By MarEx 2015-10-12 11:36:29
Sao Tome and Principe, an African island country located near the equator, and China signed a deal to build an $800 million deep sea port.
China’s state-owned China Harbour Engineering Co. said it will about $120 million in the project and will be responsible for engineering, design and construction of the port. The new deep sea transshipment port will be developed in phases and will be operational in 2019.
Eighty-percent of Sao Tome’s primary export commodity is cocoa, but it also has the potential for developing of hydrocarbons. Sao Tome is located in the oil-rich Gulf of Guinea, which is jointly being developed in a 60-40 split with Nigeria. And while actual production is still years off, the first licenses were sold in 2014.
Constructing a deep sea port in Sao Tome is the second indication of increased Chinese interest in Africa. Last week, reports surfaced that China is eyeing investments in Kenya’s Port of Mombasa and Lamu to expand its Maritime Silk Road vision.
The Port of Mombasa is the busiest in East Africa and serves Kenya, Uganda, Rwanda, South Sudan and the Democratic Republic of Congo.
Construction is currently taking place on Port of Lamu, which is part of the transportation corridor between Kenya, Ethiopia, South Sudan and Uganda.

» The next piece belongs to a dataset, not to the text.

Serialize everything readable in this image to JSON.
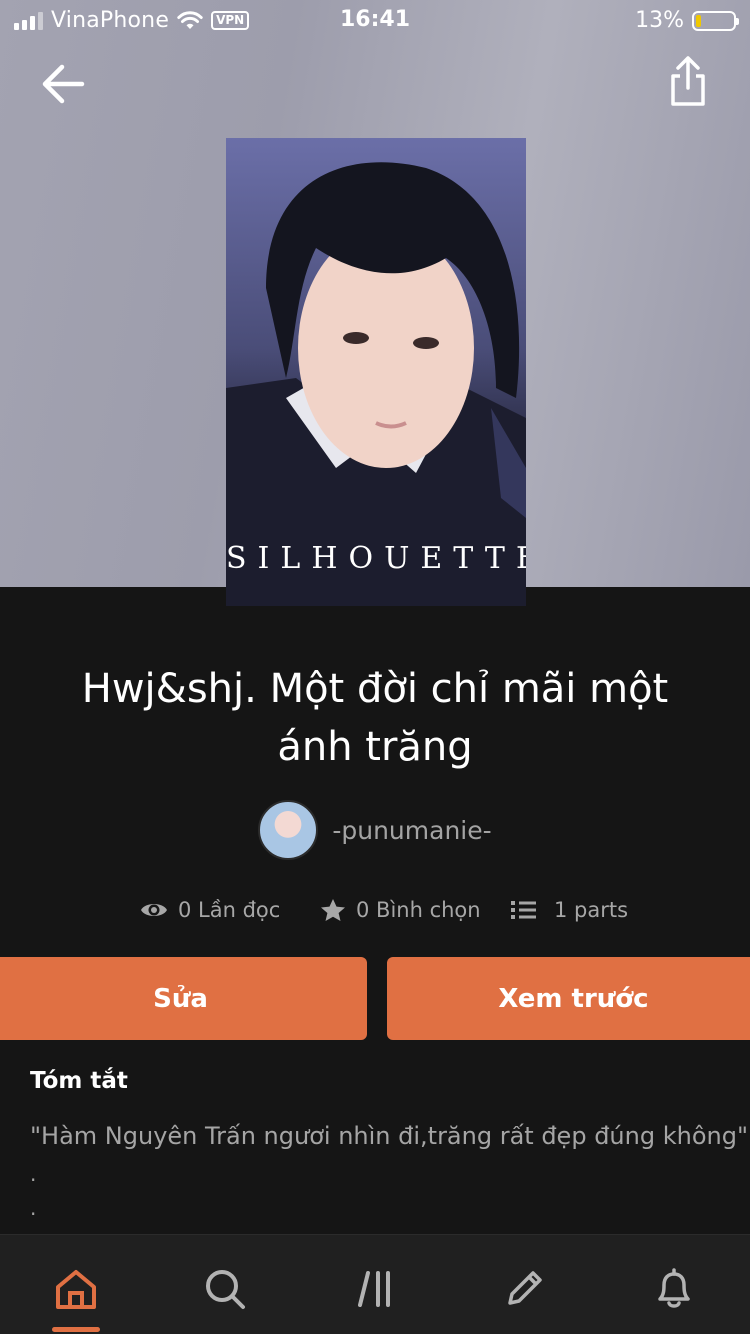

When completed, the corridor will be named LAPSET and is expected to facilitate the transport of crude and gas as well as other goods.
The project will include a network of railways, highways, pipelines, power grids for increased international including China.
This post was sourced from Maritime Executive: View original article here.